● **What you need to do**:
All entries are to be printed again exactly, with their images omitted.

● **Input material**:
━━━━━━━━
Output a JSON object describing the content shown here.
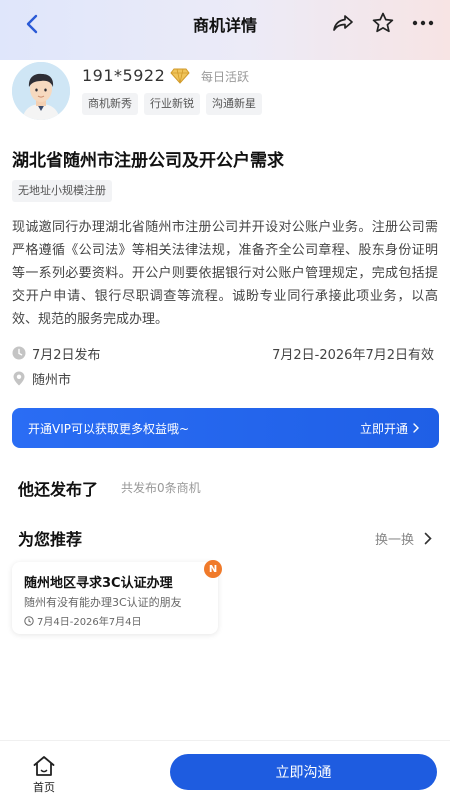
{
  "nav": {
    "title": "商机详情",
    "icons": [
      "back-icon",
      "share-icon",
      "star-icon",
      "more-icon"
    ]
  },
  "user": {
    "phone": "191*5922",
    "active_label": "每日活跃",
    "tags": [
      "商机新秀",
      "行业新锐",
      "沟通新星"
    ]
  },
  "post": {
    "title": "湖北省随州市注册公司及开公户需求",
    "tag": "无地址小规模注册",
    "description": "现诚邀同行办理湖北省随州市注册公司并开设对公账户业务。注册公司需严格遵循《公司法》等相关法律法规，准备齐全公司章程、股东身份证明等一系列必要资料。开公户则要依据银行对公账户管理规定，完成包括提交开户申请、银行尽职调查等流程。诚盼专业同行承接此项业务，以高效、规范的服务完成办理。",
    "publish_date": "7月2日发布",
    "valid_range": "7月2日-2026年7月2日有效",
    "location": "随州市"
  },
  "vip_banner": {
    "text": "开通VIP可以获取更多权益哦~",
    "action": "立即开通"
  },
  "others": {
    "title": "他还发布了",
    "count_text": "共发布0条商机"
  },
  "recommend": {
    "title": "为您推荐",
    "swap_label": "换一换",
    "cards": [
      {
        "title": "随州地区寻求3C认证办理",
        "desc": "随州有没有能办理3C认证的朋友",
        "date": "7月4日-2026年7月4日",
        "badge": "N"
      }
    ]
  },
  "bottom": {
    "home_label": "首页",
    "contact_label": "立即沟通"
  },
  "colors": {
    "accent": "#1e5ce0",
    "badge": "#f07a2a",
    "gold": "#e0a23a"
  }
}
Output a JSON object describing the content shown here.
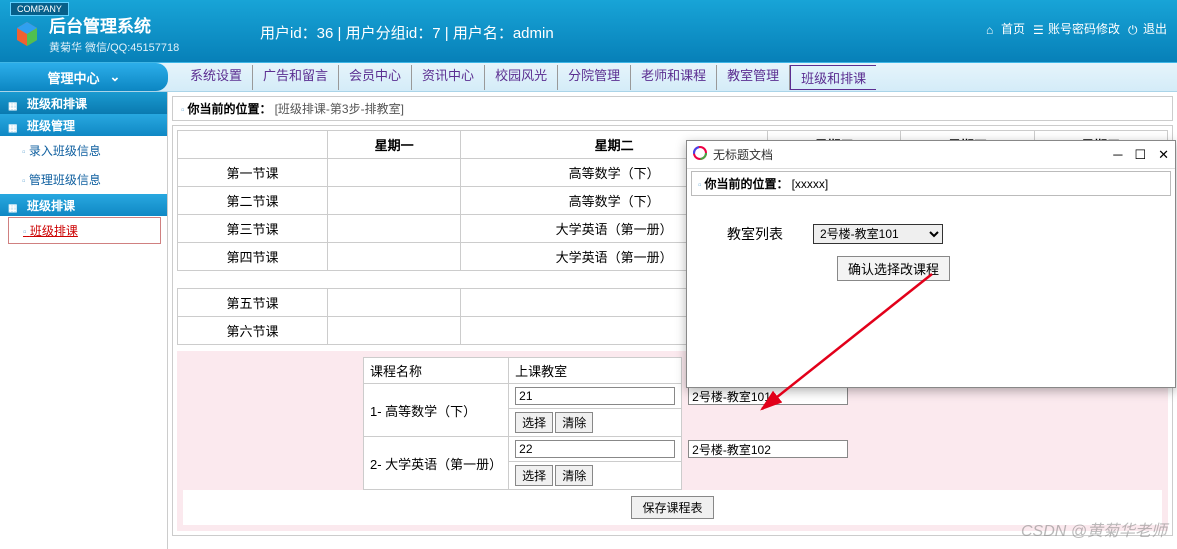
{
  "header": {
    "company_badge": "COMPANY",
    "title": "后台管理系统",
    "subtitle": "黄菊华 微信/QQ:45157718",
    "center_text": "用户id：36 | 用户分组id：7 | 用户名：admin",
    "home_link": "首页",
    "pwd_link": "账号密码修改",
    "logout_link": "退出"
  },
  "nav": {
    "left_tab": "管理中心",
    "arrow": "⌄",
    "items": [
      "系统设置",
      "广告和留言",
      "会员中心",
      "资讯中心",
      "校园风光",
      "分院管理",
      "老师和课程",
      "教室管理",
      "班级和排课"
    ]
  },
  "sidebar": {
    "top": "班级和排课",
    "section1": "班级管理",
    "section1_items": [
      "录入班级信息",
      "管理班级信息"
    ],
    "section2": "班级排课",
    "section2_items": [
      "班级排课"
    ]
  },
  "breadcrumb": {
    "label": "你当前的位置：",
    "value": "[班级排课-第3步-排教室]"
  },
  "schedule": {
    "headers": [
      "",
      "星期一",
      "星期二",
      "星期三",
      "星期四",
      "星期五"
    ],
    "rows": [
      {
        "label": "第一节课",
        "cells": [
          "",
          "高等数学（下）"
        ]
      },
      {
        "label": "第二节课",
        "cells": [
          "",
          "高等数学（下）"
        ]
      },
      {
        "label": "第三节课",
        "cells": [
          "",
          "大学英语（第一册）"
        ]
      },
      {
        "label": "第四节课",
        "cells": [
          "",
          "大学英语（第一册）"
        ]
      }
    ],
    "rows2": [
      {
        "label": "第五节课",
        "cells": [
          "",
          ""
        ]
      },
      {
        "label": "第六节课",
        "cells": [
          "",
          ""
        ]
      }
    ]
  },
  "assign": {
    "col1": "课程名称",
    "col2": "上课教室",
    "rows": [
      {
        "name": "1- 高等数学（下）",
        "id": "21",
        "room": "2号楼-教室101"
      },
      {
        "name": "2- 大学英语（第一册）",
        "id": "22",
        "room": "2号楼-教室102"
      }
    ],
    "select_btn": "选择",
    "clear_btn": "清除",
    "save_btn": "保存课程表"
  },
  "popup": {
    "title": "无标题文档",
    "bc_label": "你当前的位置：",
    "bc_value": "[xxxxx]",
    "room_label": "教室列表",
    "room_value": "2号楼-教室101",
    "confirm_btn": "确认选择改课程"
  },
  "watermark": "CSDN @黄菊华老师"
}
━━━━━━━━
● **Response**:
Output a JSON object describing the content shown here.
{
  "nav": {
    "title": "商机详情",
    "icons": [
      "back-icon",
      "share-icon",
      "star-icon",
      "more-icon"
    ]
  },
  "user": {
    "phone": "191*5922",
    "active_label": "每日活跃",
    "tags": [
      "商机新秀",
      "行业新锐",
      "沟通新星"
    ]
  },
  "post": {
    "title": "湖北省随州市注册公司及开公户需求",
    "tag": "无地址小规模注册",
    "description": "现诚邀同行办理湖北省随州市注册公司并开设对公账户业务。注册公司需严格遵循《公司法》等相关法律法规，准备齐全公司章程、股东身份证明等一系列必要资料。开公户则要依据银行对公账户管理规定，完成包括提交开户申请、银行尽职调查等流程。诚盼专业同行承接此项业务，以高效、规范的服务完成办理。",
    "publish_date": "7月2日发布",
    "valid_range": "7月2日-2026年7月2日有效",
    "location": "随州市"
  },
  "vip_banner": {
    "text": "开通VIP可以获取更多权益哦~",
    "action": "立即开通"
  },
  "others": {
    "title": "他还发布了",
    "count_text": "共发布0条商机"
  },
  "recommend": {
    "title": "为您推荐",
    "swap_label": "换一换",
    "cards": [
      {
        "title": "随州地区寻求3C认证办理",
        "desc": "随州有没有能办理3C认证的朋友",
        "date": "7月4日-2026年7月4日",
        "badge": "N"
      }
    ]
  },
  "bottom": {
    "home_label": "首页",
    "contact_label": "立即沟通"
  },
  "colors": {
    "accent": "#1e5ce0",
    "badge": "#f07a2a",
    "gold": "#e0a23a"
  }
}
Output a JSON object describing the content shown here.
{
  "header": {
    "company_badge": "COMPANY",
    "title": "后台管理系统",
    "subtitle": "黄菊华 微信/QQ:45157718",
    "center_text": "用户id：36 | 用户分组id：7 | 用户名：admin",
    "home_link": "首页",
    "pwd_link": "账号密码修改",
    "logout_link": "退出"
  },
  "nav": {
    "left_tab": "管理中心",
    "arrow": "⌄",
    "items": [
      "系统设置",
      "广告和留言",
      "会员中心",
      "资讯中心",
      "校园风光",
      "分院管理",
      "老师和课程",
      "教室管理",
      "班级和排课"
    ]
  },
  "sidebar": {
    "top": "班级和排课",
    "section1": "班级管理",
    "section1_items": [
      "录入班级信息",
      "管理班级信息"
    ],
    "section2": "班级排课",
    "section2_items": [
      "班级排课"
    ]
  },
  "breadcrumb": {
    "label": "你当前的位置：",
    "value": "[班级排课-第3步-排教室]"
  },
  "schedule": {
    "headers": [
      "",
      "星期一",
      "星期二",
      "星期三",
      "星期四",
      "星期五"
    ],
    "rows": [
      {
        "label": "第一节课",
        "cells": [
          "",
          "高等数学（下）"
        ]
      },
      {
        "label": "第二节课",
        "cells": [
          "",
          "高等数学（下）"
        ]
      },
      {
        "label": "第三节课",
        "cells": [
          "",
          "大学英语（第一册）"
        ]
      },
      {
        "label": "第四节课",
        "cells": [
          "",
          "大学英语（第一册）"
        ]
      }
    ],
    "rows2": [
      {
        "label": "第五节课",
        "cells": [
          "",
          ""
        ]
      },
      {
        "label": "第六节课",
        "cells": [
          "",
          ""
        ]
      }
    ]
  },
  "assign": {
    "col1": "课程名称",
    "col2": "上课教室",
    "rows": [
      {
        "name": "1- 高等数学（下）",
        "id": "21",
        "room": "2号楼-教室101"
      },
      {
        "name": "2- 大学英语（第一册）",
        "id": "22",
        "room": "2号楼-教室102"
      }
    ],
    "select_btn": "选择",
    "clear_btn": "清除",
    "save_btn": "保存课程表"
  },
  "popup": {
    "title": "无标题文档",
    "bc_label": "你当前的位置：",
    "bc_value": "[xxxxx]",
    "room_label": "教室列表",
    "room_value": "2号楼-教室101",
    "confirm_btn": "确认选择改课程"
  },
  "watermark": "CSDN @黄菊华老师"
}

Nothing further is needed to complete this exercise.